I don't want to oversell this as something that is easy. Instructions have this way of making it sound simple. We are complex critters. It is hard to change an emotional habit. I work with a lot of people to help them start and continue this practice. If you find yourself having trouble with it, consider working on it in counseling. With the help of a counselor you can look a little deeper at what factors in your lifespan may have contributed to your automatic thinking and add that knowledge to your kindness language when you practice. For example, "it's no wonder I worry that I've not gotten enough done all the time. I could never get it right with so-and-so growing up."
3. Trusting your gut
Self-doubt is learned. Early on in life we are all chasing after what feels good... until we are told not to. Sometimes we are punished for our desires or choices in such a way that we are made to feel like we are bad or that we can't be trusted to do what's right. Over time this has the power to generalize to "I can't trust myself to know/do what's right."
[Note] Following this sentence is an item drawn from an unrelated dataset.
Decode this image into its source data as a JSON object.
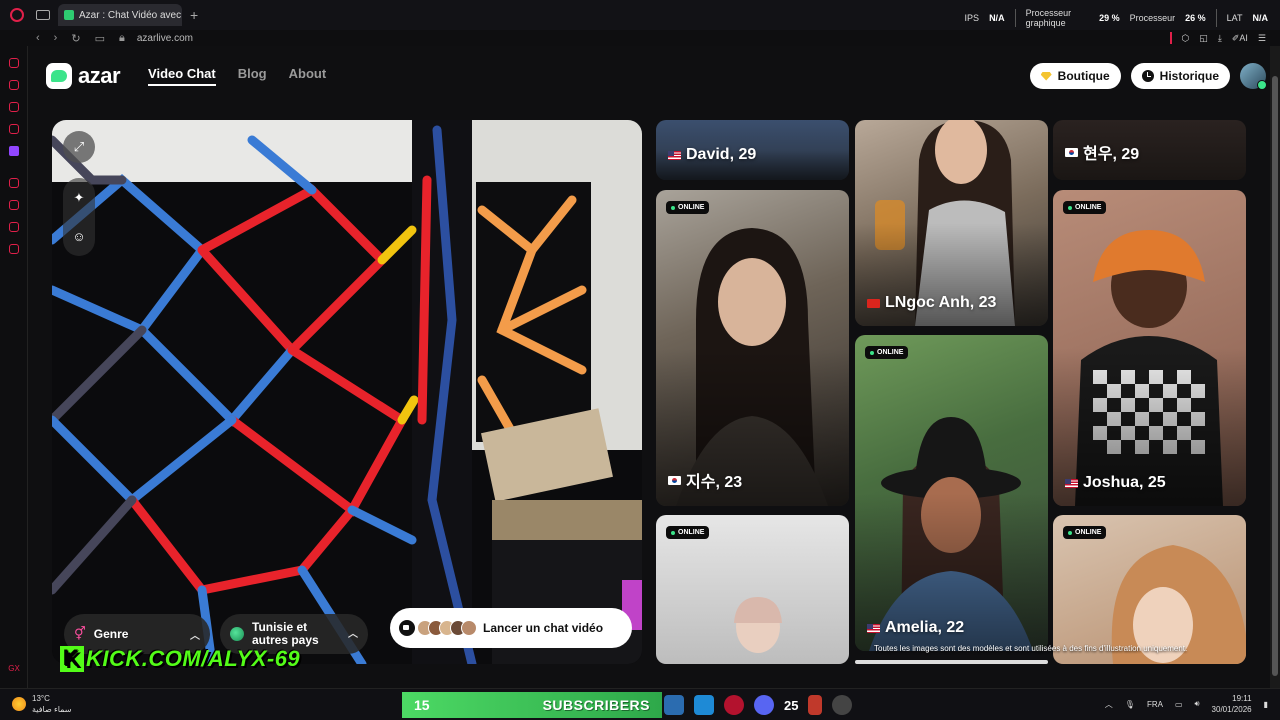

While it is important to find balance so we can "share our toys" so to speak (alas... it's true, we can't always have it our way), it is also important to listen to ourselves and trust our intuition about what is right for us, even when others disagree. I'll give you a silly example. I don't like goat cheese. I am the ONLY person I know who does not like goat cheese. But I promise you, no matter what anyone says to me about it, I still DO NOT LIKE GOAT CHEESE. I know it. It runs deep. Believe me, a lot of people try to convince me otherwise but it's an indisputable fact. If you have a second, pick something you KNOW about yourself? What is an example in your own life of an indisputable fact? How do you feel in the face of your own, indisputable facts?
What you want for yourself is NOT unreasonable, but that doesn't mean others MUST like it for that to be true. You like facial piercings but none of your friends do? Great! Enjoy. Thinking about going back to school but your friends are worried you're spending money you don't have on something that may not bring you what you seek? That's on THEM. It's scary to walk into an unknown circumstance because you feel it's right for you. And hey, it may not work out. But it's even harder when others doubt. We are social animals and we are always referencing others to help us determine what is "safe." When someone doubts your decision, they may be feeling the fear of the unknown too and their wanting to discourage you is more about their own need to not feel fear for themselves.
You have neurons in your gut. Your gut produces Serotonin. Your gut is a second brain. It works in cooperation with the brain in your head. For whatever reason, our culture has evolved to a point where we are trained to override our gut intelligence (often to our own detriment). There are a number of ways to retrain yourself to trust your gut intelligence. I help people do it all the time. You can absolutely have more trust in yourself!
Examining your ideal emotional habitat with a counselor or therapist can be an intensely rewarding process. It provides an opportunity to look more deeply at each of these elements, and many more. Imagine feeling more comfortable, confident, and solid in your own life. Not perfect, not infallible, not psychic.... Just prepared and sublimely ok. Aaaahhhhh.....